= rdumpfs, a rsync-based dump file system backup tool

== Usage

Run "rdumpfs SRC... DST" to create a daily backup of the SRC folders
at the rsync-target DST.  SRC or DST can be local or remote addresses.
Only incremental changes against the last version use disk space,
unchanged files are hardlinked.

Note that rdumpfs just wraps rsync, so the trailing slashes of SRC are
treated as in rsync: A trailing slash avoids creating an additional
directory level at the destination.

To give you an idea, a example tree after running
  rdumpfs /home /dump
on two days:

          foo -> hardlinked, same file as /dump/20121208/home/chris/foo

== Features

* Only needs bash (or zsh) and rsync.
* Uses robust rsync command for all backup logic.
* Per-folder file ".rdumpfs" to configure exclusions (with possibly
  additional variants).
* Never deletes files (except in the current backup, only if -f is
  passed), clean up old dumps yourself.
* Backups can be resumed/updated (e.g. if you backed up a big file
  accidentally today, you can just exclude it and re-run the backup.)
* Remote backup goes both ways: Remote systems can backup your files
  ("pull"), or you can backup to remote systems ("push").
* Easily hackable script, in case your needs are different from mine.

== rsync options that may be useful together with rdumpfs

* --fake-super to backup to non-root accounts
* --bwlimit so you don't clog your connection
* --partial to continue backups of big files
* --exclude for global excludes
* --dry-run to see what would happen

== Why not use...

Obviously, there are many similar scripts, among which I have used
dirvish and rsnapshot before writing rdumpfs for keeping daily dumps.
Currently I use rdumpfs and borg.

* dirvish: Requires Perl with non-standard libraries.  Cannot continue
  partial backups.  Complex configuration.  No push backup.

* rsnapshot: Requires Perl.  No date-based directory naming.  Obscure
  configuration.  No push backup.

* pdumpfs: Requires Ruby.  No special files.  No remote backups.

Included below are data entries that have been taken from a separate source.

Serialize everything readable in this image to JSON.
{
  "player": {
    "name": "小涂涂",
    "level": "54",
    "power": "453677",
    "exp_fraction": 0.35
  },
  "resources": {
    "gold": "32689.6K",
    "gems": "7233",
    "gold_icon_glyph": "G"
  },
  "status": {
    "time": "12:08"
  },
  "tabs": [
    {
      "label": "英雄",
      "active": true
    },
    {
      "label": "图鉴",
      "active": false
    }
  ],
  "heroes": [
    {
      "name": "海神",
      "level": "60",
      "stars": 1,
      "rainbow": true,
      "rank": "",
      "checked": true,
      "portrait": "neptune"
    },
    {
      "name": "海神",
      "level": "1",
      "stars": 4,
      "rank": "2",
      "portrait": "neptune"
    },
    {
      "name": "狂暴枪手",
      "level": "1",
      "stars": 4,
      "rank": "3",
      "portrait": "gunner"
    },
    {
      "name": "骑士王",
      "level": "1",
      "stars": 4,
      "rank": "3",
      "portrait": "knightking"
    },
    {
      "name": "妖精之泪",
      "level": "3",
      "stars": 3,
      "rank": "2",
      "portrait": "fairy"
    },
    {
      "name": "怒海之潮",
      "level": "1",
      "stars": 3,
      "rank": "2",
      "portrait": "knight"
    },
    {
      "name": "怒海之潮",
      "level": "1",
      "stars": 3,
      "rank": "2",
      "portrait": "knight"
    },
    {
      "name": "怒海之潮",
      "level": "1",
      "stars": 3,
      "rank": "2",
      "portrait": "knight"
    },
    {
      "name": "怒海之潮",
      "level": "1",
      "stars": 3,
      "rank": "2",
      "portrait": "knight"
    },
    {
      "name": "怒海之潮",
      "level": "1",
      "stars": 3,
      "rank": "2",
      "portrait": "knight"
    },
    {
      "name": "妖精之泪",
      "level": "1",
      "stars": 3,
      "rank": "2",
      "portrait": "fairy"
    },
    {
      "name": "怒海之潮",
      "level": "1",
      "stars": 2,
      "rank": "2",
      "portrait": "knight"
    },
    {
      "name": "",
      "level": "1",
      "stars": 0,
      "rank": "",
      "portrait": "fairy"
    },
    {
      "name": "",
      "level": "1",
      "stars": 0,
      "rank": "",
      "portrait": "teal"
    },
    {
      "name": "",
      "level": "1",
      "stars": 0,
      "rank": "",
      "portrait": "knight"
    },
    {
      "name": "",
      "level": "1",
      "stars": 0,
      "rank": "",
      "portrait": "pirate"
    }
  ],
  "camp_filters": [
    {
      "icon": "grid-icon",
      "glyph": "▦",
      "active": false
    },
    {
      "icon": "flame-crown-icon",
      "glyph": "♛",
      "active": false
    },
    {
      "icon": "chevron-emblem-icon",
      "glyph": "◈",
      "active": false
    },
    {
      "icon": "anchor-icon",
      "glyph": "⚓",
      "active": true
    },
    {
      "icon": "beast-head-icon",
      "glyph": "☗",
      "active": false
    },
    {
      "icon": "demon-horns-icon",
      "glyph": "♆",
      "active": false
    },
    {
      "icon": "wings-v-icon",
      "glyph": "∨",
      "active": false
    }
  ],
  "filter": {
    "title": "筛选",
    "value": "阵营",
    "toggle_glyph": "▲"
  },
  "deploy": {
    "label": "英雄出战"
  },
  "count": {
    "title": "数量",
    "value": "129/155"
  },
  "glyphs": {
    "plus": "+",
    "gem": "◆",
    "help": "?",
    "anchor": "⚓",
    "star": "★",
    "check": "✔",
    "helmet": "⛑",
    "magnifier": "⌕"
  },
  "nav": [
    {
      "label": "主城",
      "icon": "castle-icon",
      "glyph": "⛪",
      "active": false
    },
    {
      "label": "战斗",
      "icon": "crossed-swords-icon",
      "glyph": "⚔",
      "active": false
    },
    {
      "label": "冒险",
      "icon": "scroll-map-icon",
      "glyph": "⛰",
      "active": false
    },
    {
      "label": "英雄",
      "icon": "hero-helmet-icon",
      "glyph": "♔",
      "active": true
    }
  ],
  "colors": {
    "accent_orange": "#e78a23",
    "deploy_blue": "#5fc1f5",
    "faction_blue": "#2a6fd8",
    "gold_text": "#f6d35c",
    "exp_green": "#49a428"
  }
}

* rsync-incr: No push backup.

* rdiff-backup: Requires Python.  Old backups are not kept accessible in
  the file system.

* duplicity: Requires Python.  Backups are not kept accessible in the
  file system.

* rsback: Requires Perl.  No date-based directory naming.

* attic: Requires Python.  Backups are not kept accessible in the
  file system.  Unmaintained.

* borg: Requires Python.  Backups are not kept accessible in the
  file system.  Else highly recommended.

== When not use rdumpfs?

* You want encrypted backups (try borg, duplicity).
* You need incremental backups on a higher granularity than files (try
  borg, bup, vac, dar).
* Your target doesn't support hardlinks/SSH/rsync (try duplicity).
* You want automatic expiry (try dirvish).

== Copyright

rdumpfs is in the public domain.

To the extent possible under law, the creator of this work has waived
all copyright and related or neighboring rights to this work.